The idea of meat as manly has deep, stubborn cultural roots and is reflected in everything from pop culture to food marketing, to potentially even language itself. One study found that in languages with gendered nouns, meat-related words were more often male.
“I think that wherever you live in the global north…we relate meat to masculinity,” says Isaias Hernandez, US based environmental educator more commonly known by his online moniker the Queer Brown Vegan. “And it reinforces the patriarchal mindset of the domination of earth.”
The Vegan Society has recently conducted research into attitudes towards vegan diets as part of their efforts to engage more men. They found that although 41% of non-vegan men in the UK said they had an interest in going vegan a key barrier was the expectation of social stigma or ridicule from friends and family – with vegan diets often seen as “feminine”.
The “soy boy” is the most recent incarnation of this stereotype. The pejorative term for men perceived as weak – often used online against those seen to be on the left – references the unproven link between eating soy products and increased estrogen levels.
Vernelli says documentaries like The Game Changers, which followed athletes on plant-based diets, has helped challenge the idea you couldn’t put on muscle or be strong on a vegan diet.
Hyper-masculine vegan influencers, promoting how a plant-based lifestyle can contribute to health and fitness, have also boomed in recent years – #Veganmen on Instagram uncovers a mosaic of biceps and plants.
But their rise is not helpful for advancing a more inclusive understanding of veganism, says Hernandez. “The vegan male influencers – mainly white and straight – also reinforce patriarchal mindsets. They fight toxic masculinity with toxic masculinity.”
The future of veganism
To change mindsets the movement needs not only to shift ideas around gender but more diverse educators, says Hernandez, adding that global north white perspectives have tended to dominate vegan discussion. “And that has to change because many black and Indigenous vegans have always existed.”
As veganism has moved into the mainstream our understanding of it has become very materialistic, Hernandez argues. “It is more vegan products on the shelf.”
The antidote to this is more education, Hernandez explains.
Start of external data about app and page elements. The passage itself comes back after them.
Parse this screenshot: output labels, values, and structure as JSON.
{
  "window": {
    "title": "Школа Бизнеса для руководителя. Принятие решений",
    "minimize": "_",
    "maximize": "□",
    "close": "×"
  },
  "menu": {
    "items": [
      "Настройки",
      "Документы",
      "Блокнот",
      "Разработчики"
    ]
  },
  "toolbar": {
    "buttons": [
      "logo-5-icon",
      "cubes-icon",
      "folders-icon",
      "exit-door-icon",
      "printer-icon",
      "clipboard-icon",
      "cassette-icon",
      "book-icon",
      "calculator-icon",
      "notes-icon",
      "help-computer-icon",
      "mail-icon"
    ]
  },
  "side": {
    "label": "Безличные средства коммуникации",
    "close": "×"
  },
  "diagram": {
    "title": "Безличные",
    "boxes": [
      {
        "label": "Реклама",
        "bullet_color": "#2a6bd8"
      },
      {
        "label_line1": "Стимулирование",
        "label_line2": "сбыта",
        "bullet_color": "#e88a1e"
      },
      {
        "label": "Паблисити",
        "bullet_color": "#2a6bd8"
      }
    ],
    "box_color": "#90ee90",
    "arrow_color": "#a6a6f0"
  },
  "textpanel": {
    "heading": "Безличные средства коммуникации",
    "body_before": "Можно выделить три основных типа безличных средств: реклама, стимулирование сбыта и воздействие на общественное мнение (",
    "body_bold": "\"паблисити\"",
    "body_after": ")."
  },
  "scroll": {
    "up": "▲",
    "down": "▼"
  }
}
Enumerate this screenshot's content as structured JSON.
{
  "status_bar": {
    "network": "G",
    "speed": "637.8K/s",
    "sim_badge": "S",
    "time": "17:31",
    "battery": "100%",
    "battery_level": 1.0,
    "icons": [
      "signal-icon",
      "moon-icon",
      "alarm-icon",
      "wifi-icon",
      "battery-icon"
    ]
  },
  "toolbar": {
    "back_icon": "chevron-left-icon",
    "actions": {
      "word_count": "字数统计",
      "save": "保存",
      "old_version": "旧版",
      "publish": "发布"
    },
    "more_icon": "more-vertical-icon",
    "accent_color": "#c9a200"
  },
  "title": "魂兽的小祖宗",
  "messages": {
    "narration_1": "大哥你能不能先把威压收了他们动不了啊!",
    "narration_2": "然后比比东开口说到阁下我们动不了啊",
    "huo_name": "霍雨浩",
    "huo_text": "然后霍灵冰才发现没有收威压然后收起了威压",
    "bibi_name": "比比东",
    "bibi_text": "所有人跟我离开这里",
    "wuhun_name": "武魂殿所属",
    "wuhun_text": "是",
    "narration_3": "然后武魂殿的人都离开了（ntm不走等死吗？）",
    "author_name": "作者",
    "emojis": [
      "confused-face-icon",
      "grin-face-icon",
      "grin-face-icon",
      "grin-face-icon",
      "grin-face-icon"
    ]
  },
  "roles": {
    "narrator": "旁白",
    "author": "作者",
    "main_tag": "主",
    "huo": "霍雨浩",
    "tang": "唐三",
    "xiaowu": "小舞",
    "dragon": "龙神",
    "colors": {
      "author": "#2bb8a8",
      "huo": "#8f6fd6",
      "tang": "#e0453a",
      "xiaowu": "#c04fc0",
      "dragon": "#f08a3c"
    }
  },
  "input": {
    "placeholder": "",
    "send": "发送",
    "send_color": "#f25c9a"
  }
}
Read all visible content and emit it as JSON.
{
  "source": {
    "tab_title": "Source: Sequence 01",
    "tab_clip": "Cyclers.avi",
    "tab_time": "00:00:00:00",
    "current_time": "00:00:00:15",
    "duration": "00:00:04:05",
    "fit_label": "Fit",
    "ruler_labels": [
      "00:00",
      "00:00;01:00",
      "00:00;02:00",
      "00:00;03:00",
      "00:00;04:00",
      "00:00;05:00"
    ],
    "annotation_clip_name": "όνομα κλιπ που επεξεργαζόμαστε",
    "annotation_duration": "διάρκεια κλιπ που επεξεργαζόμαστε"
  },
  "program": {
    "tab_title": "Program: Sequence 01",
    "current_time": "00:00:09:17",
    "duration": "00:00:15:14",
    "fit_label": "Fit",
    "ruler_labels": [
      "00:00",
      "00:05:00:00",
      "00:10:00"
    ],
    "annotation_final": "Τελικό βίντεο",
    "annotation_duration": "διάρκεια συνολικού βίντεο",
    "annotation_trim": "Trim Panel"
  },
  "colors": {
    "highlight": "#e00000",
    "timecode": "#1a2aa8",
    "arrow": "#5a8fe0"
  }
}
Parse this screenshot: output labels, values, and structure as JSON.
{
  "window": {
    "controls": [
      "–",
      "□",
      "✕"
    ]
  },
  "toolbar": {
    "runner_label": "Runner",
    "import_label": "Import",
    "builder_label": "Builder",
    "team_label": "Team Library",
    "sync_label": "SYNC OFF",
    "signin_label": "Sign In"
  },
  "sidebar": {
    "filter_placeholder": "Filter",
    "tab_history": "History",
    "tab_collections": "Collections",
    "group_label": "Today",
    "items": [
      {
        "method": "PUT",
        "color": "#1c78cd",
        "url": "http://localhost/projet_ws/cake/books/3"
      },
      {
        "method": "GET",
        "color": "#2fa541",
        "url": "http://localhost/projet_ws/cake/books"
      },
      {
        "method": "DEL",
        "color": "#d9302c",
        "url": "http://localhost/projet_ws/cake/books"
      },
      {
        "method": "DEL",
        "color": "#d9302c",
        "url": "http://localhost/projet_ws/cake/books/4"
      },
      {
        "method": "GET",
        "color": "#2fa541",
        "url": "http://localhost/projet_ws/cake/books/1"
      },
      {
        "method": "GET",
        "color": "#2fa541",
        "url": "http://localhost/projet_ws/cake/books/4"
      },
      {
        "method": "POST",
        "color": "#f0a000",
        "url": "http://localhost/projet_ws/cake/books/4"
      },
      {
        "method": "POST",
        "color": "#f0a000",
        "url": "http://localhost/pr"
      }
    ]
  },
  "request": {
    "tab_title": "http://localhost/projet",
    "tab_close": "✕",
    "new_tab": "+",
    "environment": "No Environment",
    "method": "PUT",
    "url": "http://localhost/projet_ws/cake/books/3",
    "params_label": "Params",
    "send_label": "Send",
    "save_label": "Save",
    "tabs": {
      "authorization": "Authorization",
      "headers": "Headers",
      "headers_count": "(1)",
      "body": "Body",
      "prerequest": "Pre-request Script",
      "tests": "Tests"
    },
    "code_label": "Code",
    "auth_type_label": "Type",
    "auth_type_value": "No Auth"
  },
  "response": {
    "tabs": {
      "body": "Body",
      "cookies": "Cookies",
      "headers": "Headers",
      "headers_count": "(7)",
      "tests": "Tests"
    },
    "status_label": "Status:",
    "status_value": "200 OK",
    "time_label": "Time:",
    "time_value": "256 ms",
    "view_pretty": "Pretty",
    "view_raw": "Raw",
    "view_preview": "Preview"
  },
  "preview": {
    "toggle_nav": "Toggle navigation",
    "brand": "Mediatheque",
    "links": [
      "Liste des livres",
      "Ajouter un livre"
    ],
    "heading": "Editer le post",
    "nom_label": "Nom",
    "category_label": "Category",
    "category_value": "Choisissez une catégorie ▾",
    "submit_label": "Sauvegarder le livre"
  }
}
He suggests running a weekly book group with friends during Veganuary to dig deeper into the impact of our food systems on people and the planet, or simply to look beyond what is in the supermarket and start foraging in your local community.
Vernelli acknowledges there is still some way to go in shifting public mindsets to be more accepting of veganism – and some estimates predict global meat consumption will rise 50% by 2050.
However, in 10 years from now, she believes vegans may not be in the majority, but they will be totally mainstream: “It won’t even be an issue, it will be like you say to someone, I don’t like coriander, or I don’t like pickles.”
Edited by: Tamsin Walker